county, asking for an election for the
purpose of voting upon a proposition I"
organize a High school at Clinton, S.
C., as provided for by a recent act of
the Legislature, an Election will be
held at Clinton, S. ('., Hunter town
ship, Friday, November 22, 1907, be
ginning at 7 a. m., and closing at 1 p.
m., under the supervision of Messrs.
Ii. L. King, F. A. Copeland and E. L.
Those favoring the proposition will
vote "For High School | those oppos
ing will VOtC "Against High School."
Registration certificates and tax re -
ceipt are requirements of electors to

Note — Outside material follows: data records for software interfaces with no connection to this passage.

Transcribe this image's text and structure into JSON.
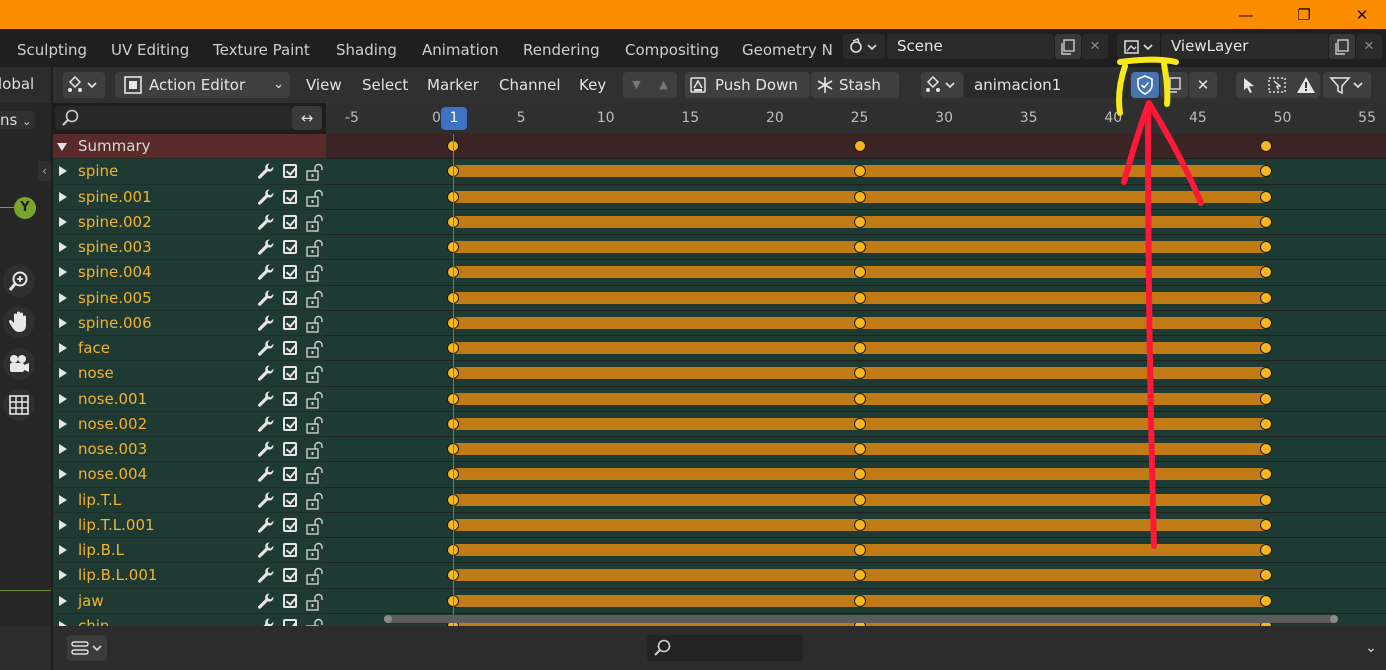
{
  "window": {
    "minimize": "—",
    "maximize": "❐",
    "close": "✕"
  },
  "workspaces": {
    "tabs": [
      "Sculpting",
      "UV Editing",
      "Texture Paint",
      "Shading",
      "Animation",
      "Rendering",
      "Compositing",
      "Geometry No"
    ],
    "scene": "Scene",
    "view_layer": "ViewLayer"
  },
  "left_strip": {
    "header_text": "lobal",
    "mode_text": "ns",
    "axis_label": "Y"
  },
  "editor_header": {
    "editor_type": "Action Editor",
    "menus": [
      "View",
      "Select",
      "Marker",
      "Channel",
      "Key"
    ],
    "push_down": "Push Down",
    "stash": "Stash",
    "action_name": "animacion1"
  },
  "timeline": {
    "ticks": [
      "-5",
      "0",
      "5",
      "10",
      "15",
      "20",
      "25",
      "30",
      "35",
      "40",
      "45",
      "50",
      "55"
    ],
    "current_frame": "1",
    "keyframes": [
      1,
      25,
      49
    ]
  },
  "channels": [
    "Summary",
    "spine",
    "spine.001",
    "spine.002",
    "spine.003",
    "spine.004",
    "spine.005",
    "spine.006",
    "face",
    "nose",
    "nose.001",
    "nose.002",
    "nose.003",
    "nose.004",
    "lip.T.L",
    "lip.T.L.001",
    "lip.B.L",
    "lip.B.L.001",
    "jaw",
    "chin"
  ],
  "colors": {
    "title_bar": "#fd8d00",
    "channel_text": "#f2b330",
    "keyframe": "#f6b61e",
    "hold_bar": "#c17b15",
    "playhead": "#3c73c4",
    "annotation_arrow": "#ff1838",
    "annotation_highlight": "#f7e818"
  },
  "icons": {
    "wrench": "wrench-icon",
    "checkbox": "checkbox-icon",
    "lock": "lock-icon",
    "shield": "fake-user-shield-icon",
    "search": "search-icon",
    "filter": "filter-icon"
  }
}
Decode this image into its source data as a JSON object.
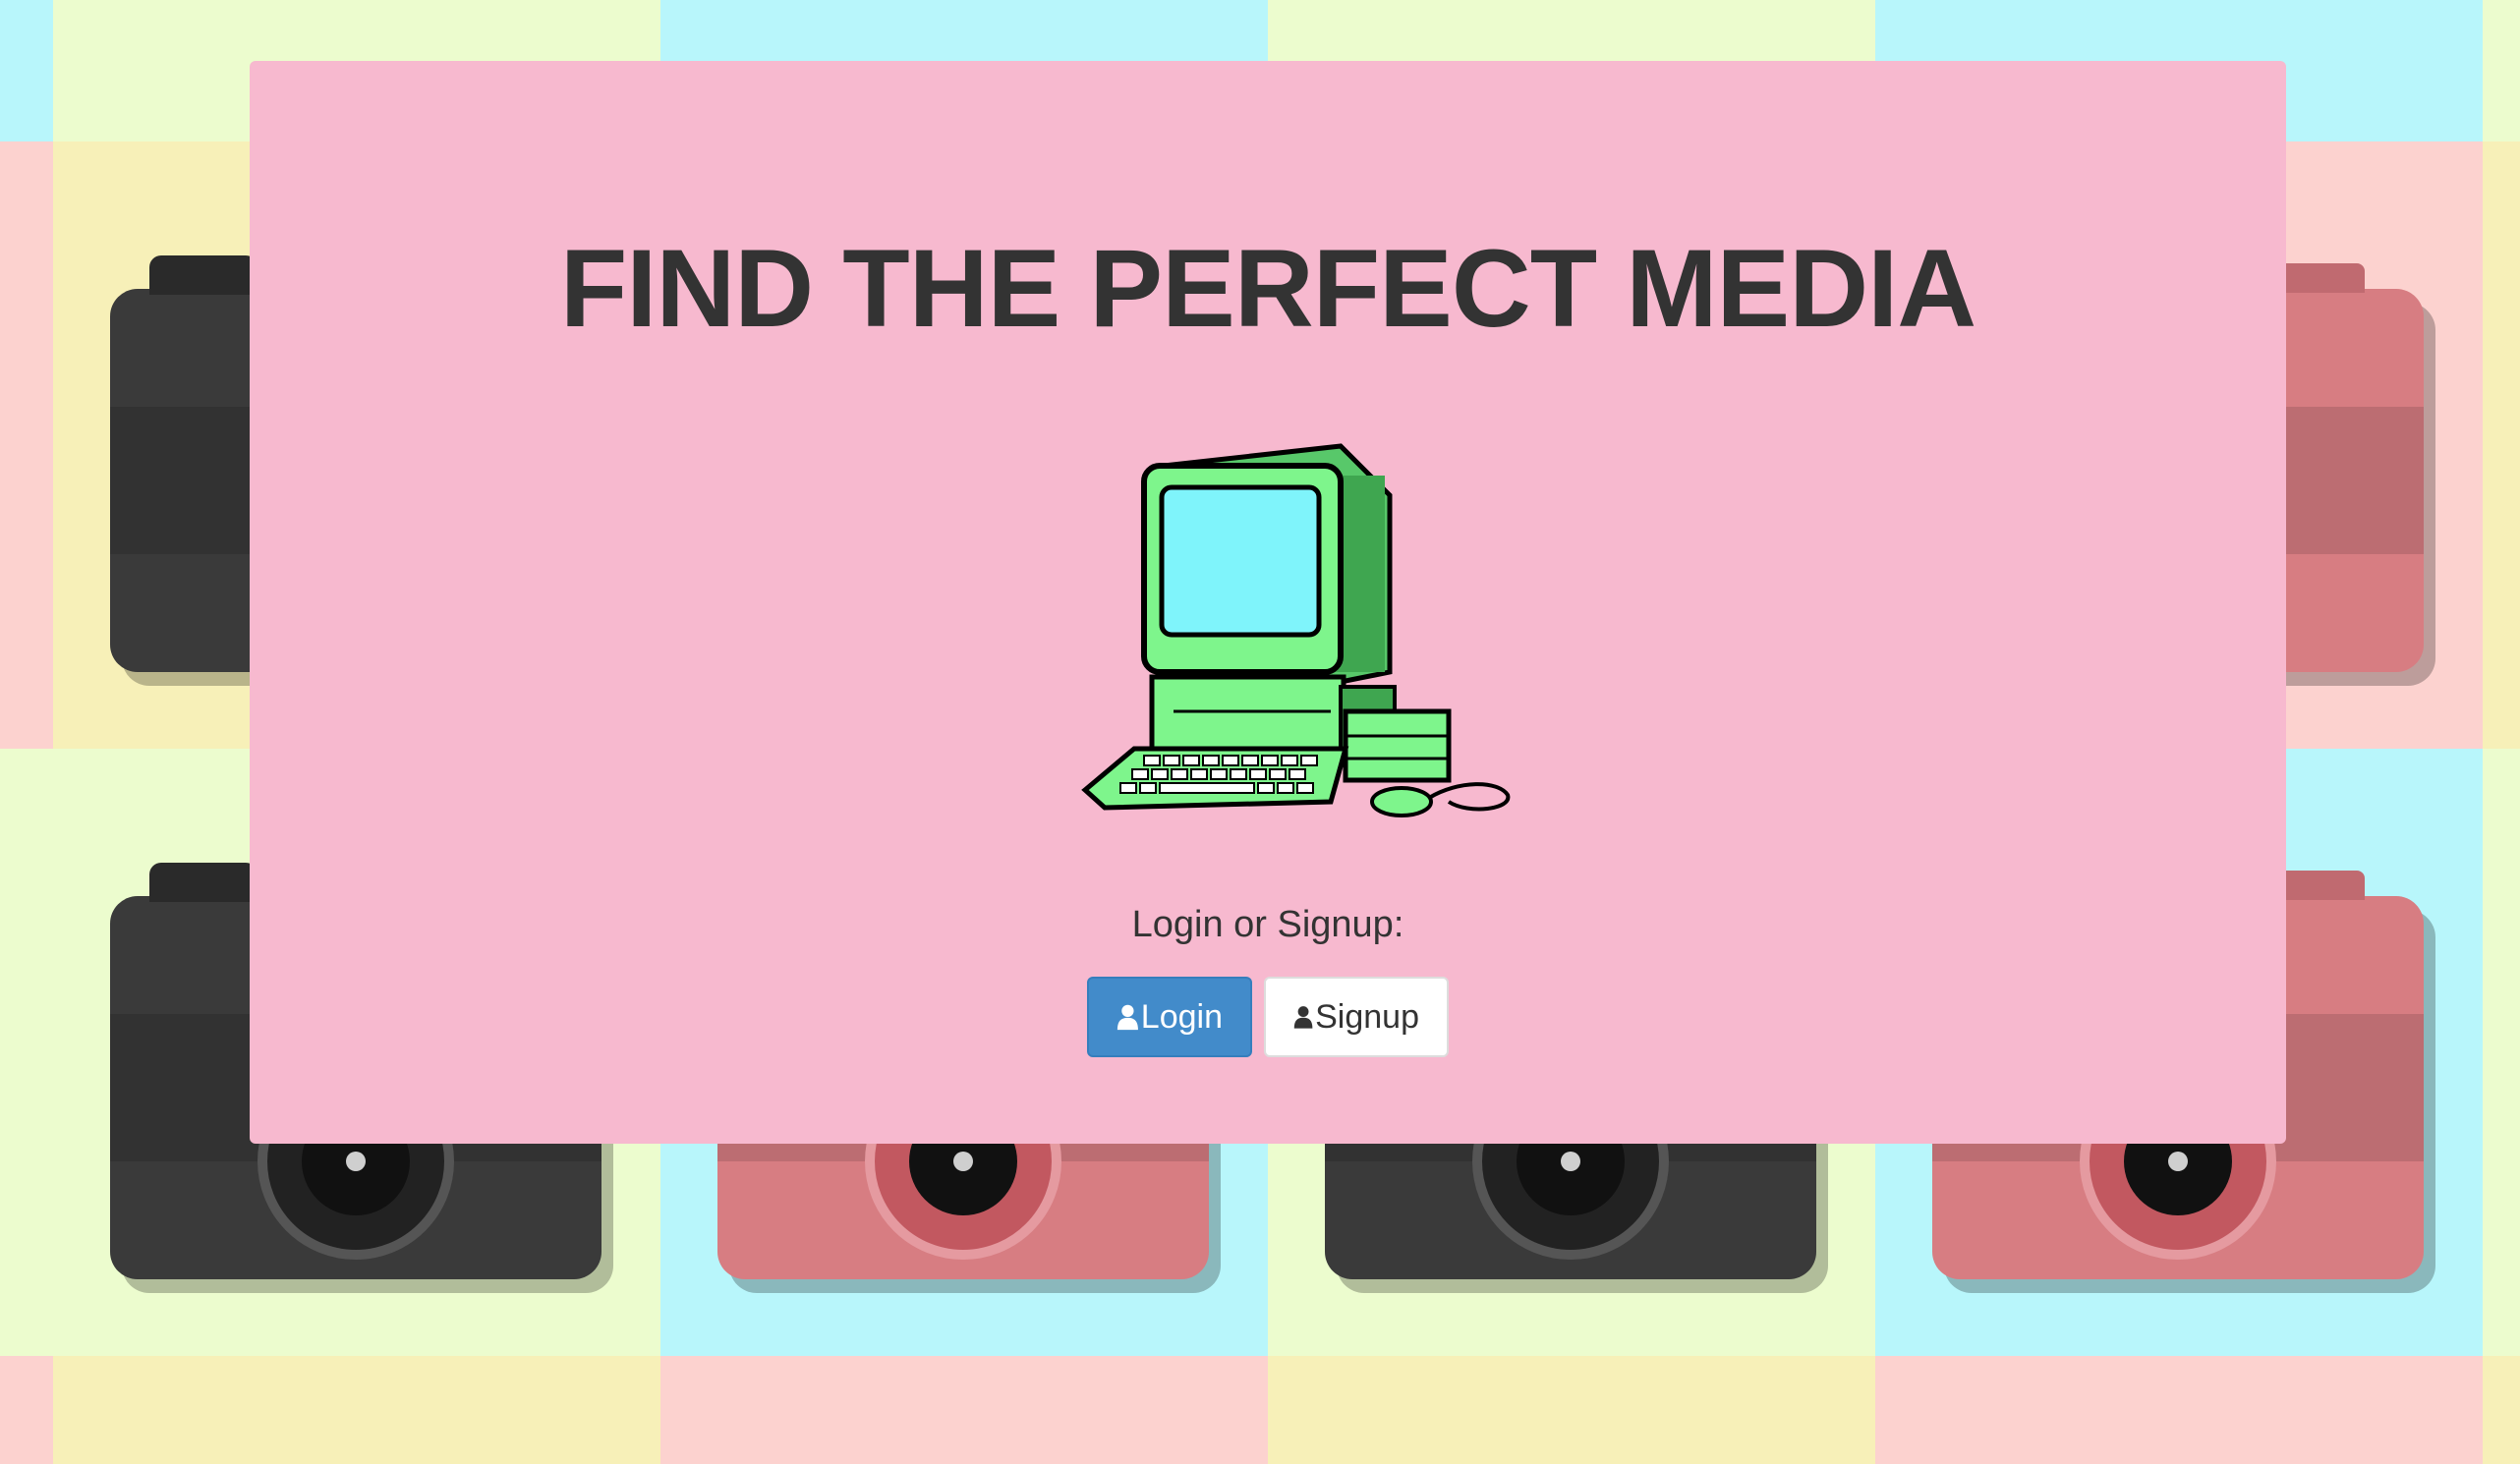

Ry order of the County Hoard of
Education for Laurens county.
R. W. NASH, Chairmi n.
R. A. DOBSON,
14-2t L. D. ELL-EDGE.
It has never paid and ii never will pay to buy "Cheap" School Shoes for
the Children. An investment in''Cheap" School Shoes only means another
pair in about three weeks.
Don't be misled by seemingly low prices. It's the Shoe that tells the story
?not the price. Any store can quote low prices.
For good, dependable School Shoes the best School Shoes made, come
here. We'll back every pair of our School Shoes with a guarantee, and you'll
take no chances.
Boys' and Girls' School Shoes
Best of leathers, best of workmanship, best of everything that goes
to make good School Shoes. Good looking, durable and stylish
\ $1.00, $1.25, $1.50, $1.75 to $2.00
ACCORDING TO SIZE
Customers Shoes Shined Free.
f Shoes, Hats, Furnishings. The One Price Store \